The second article is an open access article from BioTechniques entitled “Mistaken identities in proteomics“. It offers a romp through the history of mass spectrometry (MS) technology and rising standards for documenting techniques used for protein identification in journals. The article also concludes with sage bioinformatics advice, including this quote:

Proteomic researchers should be able to answer key questions, according to Giddings. “What are you actually getting out of a search engine?” she says. “When can you believe it? When do you need to validate?”
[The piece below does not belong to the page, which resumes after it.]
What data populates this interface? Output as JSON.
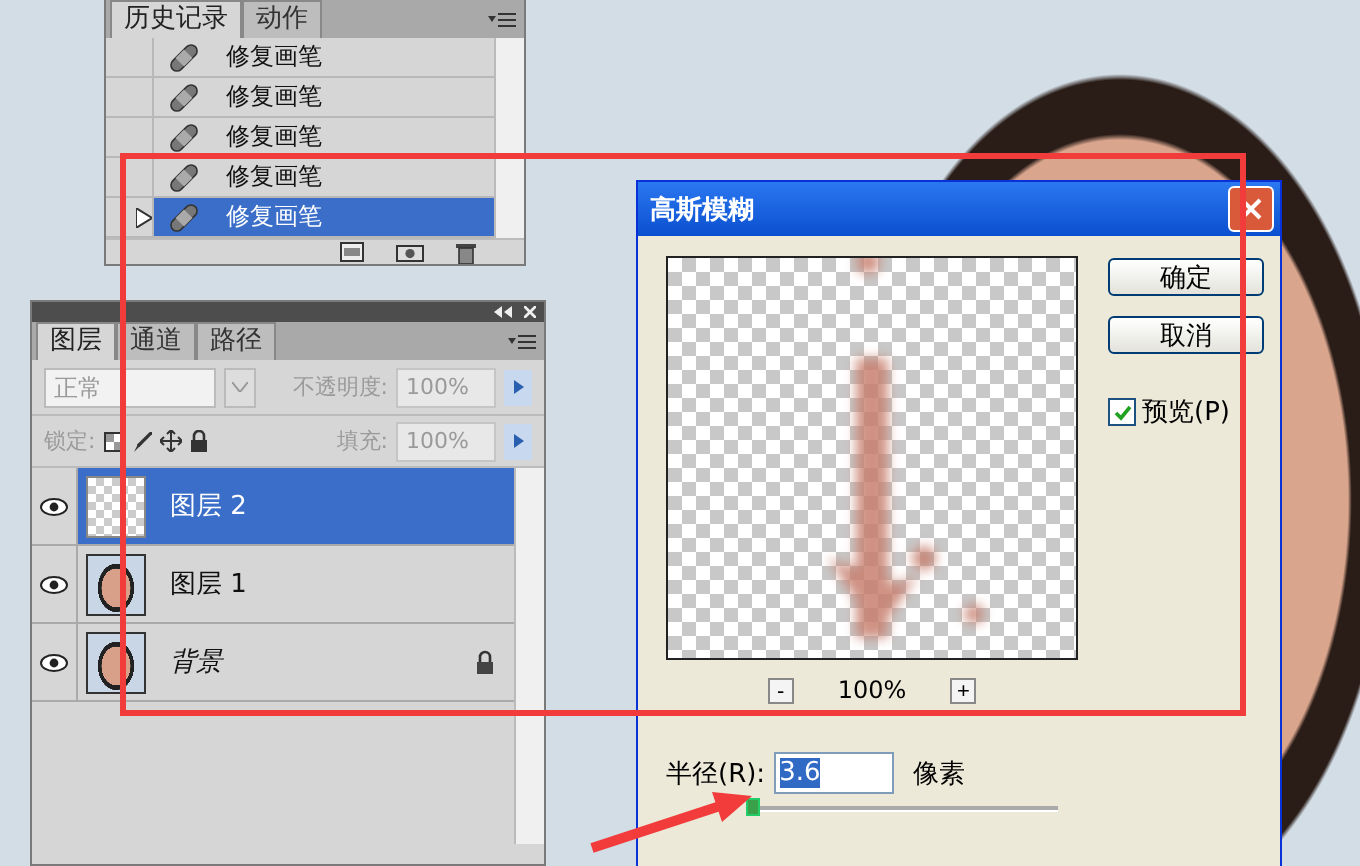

Both papers suggest that researchers who wish to use bioinformatics resources in their research should investigate the theoretical underpinnings and assumptions of each tool before deciding on a tool to use, and then should go at every analysis with a level of disbelief in the tool results. That just sounds like common sense, and makes good theoretical advice.
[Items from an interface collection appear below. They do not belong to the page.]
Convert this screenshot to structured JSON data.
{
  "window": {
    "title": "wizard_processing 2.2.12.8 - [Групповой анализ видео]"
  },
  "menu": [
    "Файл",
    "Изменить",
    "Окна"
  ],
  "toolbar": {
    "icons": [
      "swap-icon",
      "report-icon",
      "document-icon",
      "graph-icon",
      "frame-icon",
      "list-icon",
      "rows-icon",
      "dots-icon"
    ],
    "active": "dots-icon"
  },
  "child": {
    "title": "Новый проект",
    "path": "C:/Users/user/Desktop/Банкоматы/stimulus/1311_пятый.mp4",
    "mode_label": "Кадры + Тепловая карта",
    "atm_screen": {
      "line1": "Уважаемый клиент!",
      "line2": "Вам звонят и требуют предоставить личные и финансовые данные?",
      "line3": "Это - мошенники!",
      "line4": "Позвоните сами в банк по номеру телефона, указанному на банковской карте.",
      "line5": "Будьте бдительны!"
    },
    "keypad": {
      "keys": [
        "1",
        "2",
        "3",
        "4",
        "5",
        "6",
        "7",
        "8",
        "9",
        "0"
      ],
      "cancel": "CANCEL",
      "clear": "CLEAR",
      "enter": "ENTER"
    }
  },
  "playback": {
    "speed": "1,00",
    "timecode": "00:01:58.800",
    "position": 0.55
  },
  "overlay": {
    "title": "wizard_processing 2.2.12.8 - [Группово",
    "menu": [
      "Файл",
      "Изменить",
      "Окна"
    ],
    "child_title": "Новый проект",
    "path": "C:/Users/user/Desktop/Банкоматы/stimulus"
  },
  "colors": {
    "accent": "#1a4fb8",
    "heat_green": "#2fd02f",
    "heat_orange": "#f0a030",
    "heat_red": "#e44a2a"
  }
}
HOWEVER, the level of investigation that is required to truly know each tool and algorithm is prohibitively huge. As for me, my “practical” suggestion for researchers is a bit of a “filtering shortcut”. Before diving into all the publications on all possible tools, just spend a few minutes with some documentation – the resource’s FAQ, or an intro tutorial – we’ve got a few we can offer you :) – to get an idea of what the tool is about & what you might be able to get from it. Once you’ve got a general idea of how to approach the resource  begin “banging” on it lightly. An initial kick the tires test of an algorithm, database, or other resource can be as easy as keeping a “test set” on hand at all times & running it through any new tool you want to use. Make sure that the set includes a partial list of some very well known proteins/pathways/SNPs/etc. (whatever you work on & will be interested in analyzing) and that it has some of your fields ‘flukes’. Think about what you expect to get back from your set. Then run your tester set through any new tool you are considering using in your research, and look at your results – are they what you know they should be? Can they handle the flukes, or do they break? As an example, when I approach a new protein interaction resource, I’ll use a partial parts list for some aspect of the yeast cell cycle, and include one or two of the hyphenated gene names. If the tool is good, I get a completed list with no bogging on the “weird” names. If it bogs, I know the resource may not be 100% worked out for yeast & may have issues with other species as well. If the full list of interactors comes back with a bunch of space-junk proteins I begin investigating what data is included in the resource and if settings can be tweaked to get better answers. Then, if things still look promising with the tool, I am likely to dig deep into the literature, etc. for the tool – just to be sure – because the authors of these articles are absolutely right, chasing false leads is expensive, frustrating & time consuming. It is amazing how many lemons & jalopies you can weed out with a 5 minute bioinformatics tire kick! :)

I also don’t think the responsibility should solely be on the back of each end user – the resource developer does have some responsibility for making their tool rigorous and for accurately representing its capabilities in publications and documentation. Calls for open source code can help improve some bioinformatics tools, so can education & outreach – but that discussion will have to wait for another day…

References: